Did the NYT spike an ACORN story to benefit Obama?
posted at 11:36 am on March 31, 2009 by Ed Morrissey
ACORN says no. The Gray Lady won’t talk about it. But The Bulletin says, Res ipsa loquitur — the thing speaks for itself. They accuse the New York Times of deliberately spiking information that tied ACORN corruption to the campaign of Barack Obama, and doing so for political purposes — and point to Congressional testimony for proof:
A lawyer involved with legal action against Association of Community Organizations for Reform Now (ACORN) told a House Judiciary subcommittee on March 19 The New York Times had killed a story in October that would have shown a close link between ACORN, Project Vote and the Obama campaign because it would have been a “a game changer.”
Heather Heidelbaugh, who represented the Pennsylvania Republican State Committee in the lawsuit against the group, recounted for the ommittee what she had been told by a former ACORN worker who had worked in the group’s Washington, D.C. office. The former worker, Anita Moncrief, told Ms. Heidelbaugh last October, during the state committee’s litigation against ACORN, she had been a “confidential informant for several months to The New York Times reporter, Stephanie Strom.”
Ms. Moncrief had been providing Ms. Strom with information about ACORN’s election activities. Ms. Strom had written several stories based on information Ms. Moncrief had given her.
During her testimony, Ms. Heidelbaugh said Ms. Moncrief had told her The New York Times articles stopped when she revealed that the Obama presidential campaign had sent its maxed-out donor list to ACORN’s Washington, D.C. office. … “Upon learning this information and receiving the list of donors from the Obama campaign, Ms. Strom reported to Ms. Moncrief that her editors at The New York Times wanted her to kill the story because, and I quote, “it was a game changer.”’

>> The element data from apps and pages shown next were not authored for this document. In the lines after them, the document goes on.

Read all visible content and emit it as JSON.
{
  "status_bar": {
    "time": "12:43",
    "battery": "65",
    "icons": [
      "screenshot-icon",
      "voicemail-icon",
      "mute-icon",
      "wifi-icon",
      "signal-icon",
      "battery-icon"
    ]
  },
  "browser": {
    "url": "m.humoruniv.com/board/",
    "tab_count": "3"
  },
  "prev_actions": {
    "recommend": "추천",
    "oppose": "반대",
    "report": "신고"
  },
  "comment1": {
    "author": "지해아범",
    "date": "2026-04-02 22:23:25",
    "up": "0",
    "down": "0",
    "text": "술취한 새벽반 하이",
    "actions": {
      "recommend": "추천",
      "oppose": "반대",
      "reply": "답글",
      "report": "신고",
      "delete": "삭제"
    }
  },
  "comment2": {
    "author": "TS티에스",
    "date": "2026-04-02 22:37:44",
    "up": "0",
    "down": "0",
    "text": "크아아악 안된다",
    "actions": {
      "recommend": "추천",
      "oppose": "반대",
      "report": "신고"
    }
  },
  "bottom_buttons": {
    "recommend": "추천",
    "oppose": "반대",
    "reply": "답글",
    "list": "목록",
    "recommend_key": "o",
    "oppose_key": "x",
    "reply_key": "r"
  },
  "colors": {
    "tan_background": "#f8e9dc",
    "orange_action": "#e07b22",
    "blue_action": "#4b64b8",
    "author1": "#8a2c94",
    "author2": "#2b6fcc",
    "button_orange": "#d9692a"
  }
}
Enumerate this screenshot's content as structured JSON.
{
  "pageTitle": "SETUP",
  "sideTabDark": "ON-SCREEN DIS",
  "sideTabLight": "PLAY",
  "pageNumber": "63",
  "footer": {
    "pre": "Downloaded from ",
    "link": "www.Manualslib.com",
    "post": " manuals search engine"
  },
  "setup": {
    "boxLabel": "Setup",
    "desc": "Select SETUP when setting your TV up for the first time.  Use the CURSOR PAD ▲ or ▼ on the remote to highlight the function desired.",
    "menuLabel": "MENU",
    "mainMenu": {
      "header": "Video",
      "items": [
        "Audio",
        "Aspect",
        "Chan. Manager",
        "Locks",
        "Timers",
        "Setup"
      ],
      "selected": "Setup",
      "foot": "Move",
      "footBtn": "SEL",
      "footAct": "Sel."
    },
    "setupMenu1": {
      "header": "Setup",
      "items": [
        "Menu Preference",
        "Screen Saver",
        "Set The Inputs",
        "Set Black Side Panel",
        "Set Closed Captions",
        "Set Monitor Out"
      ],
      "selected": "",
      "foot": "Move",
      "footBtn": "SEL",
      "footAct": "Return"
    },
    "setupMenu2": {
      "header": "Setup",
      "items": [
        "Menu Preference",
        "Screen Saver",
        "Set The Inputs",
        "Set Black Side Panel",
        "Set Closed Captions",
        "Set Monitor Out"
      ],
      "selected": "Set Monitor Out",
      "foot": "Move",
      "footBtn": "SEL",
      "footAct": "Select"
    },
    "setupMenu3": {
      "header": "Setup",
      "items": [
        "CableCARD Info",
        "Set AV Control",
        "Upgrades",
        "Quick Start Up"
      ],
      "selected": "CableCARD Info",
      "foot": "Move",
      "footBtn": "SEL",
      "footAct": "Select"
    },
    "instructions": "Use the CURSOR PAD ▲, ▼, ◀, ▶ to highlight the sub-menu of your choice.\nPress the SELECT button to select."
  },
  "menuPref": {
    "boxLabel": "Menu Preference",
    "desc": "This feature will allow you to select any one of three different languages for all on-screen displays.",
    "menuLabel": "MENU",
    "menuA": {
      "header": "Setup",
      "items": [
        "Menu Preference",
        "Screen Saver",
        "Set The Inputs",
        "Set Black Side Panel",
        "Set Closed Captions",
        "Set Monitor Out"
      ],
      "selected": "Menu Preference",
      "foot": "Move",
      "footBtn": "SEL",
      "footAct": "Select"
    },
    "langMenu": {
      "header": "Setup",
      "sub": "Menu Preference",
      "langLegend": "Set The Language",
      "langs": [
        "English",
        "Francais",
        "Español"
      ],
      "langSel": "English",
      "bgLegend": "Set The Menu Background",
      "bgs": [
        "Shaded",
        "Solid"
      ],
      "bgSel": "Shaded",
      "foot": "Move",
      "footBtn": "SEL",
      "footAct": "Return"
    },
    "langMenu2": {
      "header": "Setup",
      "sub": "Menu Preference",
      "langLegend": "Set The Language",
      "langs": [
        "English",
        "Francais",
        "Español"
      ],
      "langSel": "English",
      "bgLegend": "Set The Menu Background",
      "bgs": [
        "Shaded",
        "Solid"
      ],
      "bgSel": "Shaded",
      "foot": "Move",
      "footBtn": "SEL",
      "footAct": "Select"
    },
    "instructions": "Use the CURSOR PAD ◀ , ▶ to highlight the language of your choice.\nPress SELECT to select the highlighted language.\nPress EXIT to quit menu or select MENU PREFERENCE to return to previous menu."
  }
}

The connections between ACORN and the Obama campaign would have violated federal election law. McCain-Feingold specifically prohibits coordination between campaigns and outside groups during an election. In Obama’s case, the coordination would have been a little strange, anyway, as Obama was raising tons of cash and organizing well on his own. ACORN certainly helped, but explicitly tying his campaign to an organization under investigation for fraud in several states could have done more damage than it was worth.
Those violations would have only cost the Obama campaign some cash, which it has still not stopped raising even more than two months after the inauguration. The real story here is the New York Times’ alleged editorial bias in support of Obama. By editorial bias, I do not mean the editorials that appear on the opinion pages, but the deliberate decision to report only news that would be favorable to Obama, and to bury news that would hurt their chosen presidential candidate. It’s the kind of bias that critics frequently accuse news organizations of having, but rarely have proof as cut-and-dried as this appears to be.
Is that what happened here? The Times may claim that they didn’t have enough corroboration to run the story. That didn’t stop them from running a despicable hit piece on John McCain alleging a sexual affair between the Senator and a lobbyist, one which they eventually had to retract after getting sued by Vicki Iseman. They sent reporters to Wasilla to dig up dirt on Sarah Palin, but somehow neglected to cover her exoneration on ethics charges, as The Bulletin notes.
Unlike with the Iseman non-story, in which the Times used two disgruntled and unnamed former aides, The Bulletin has a public witness testifying under oath about the Paper of Record’s political machinations. The Times has given a non-response response. I’d call this a clear loss for the Times, and further proof of its descent into political hackery — this time covering up corruption in high political circles for its own policy preferences.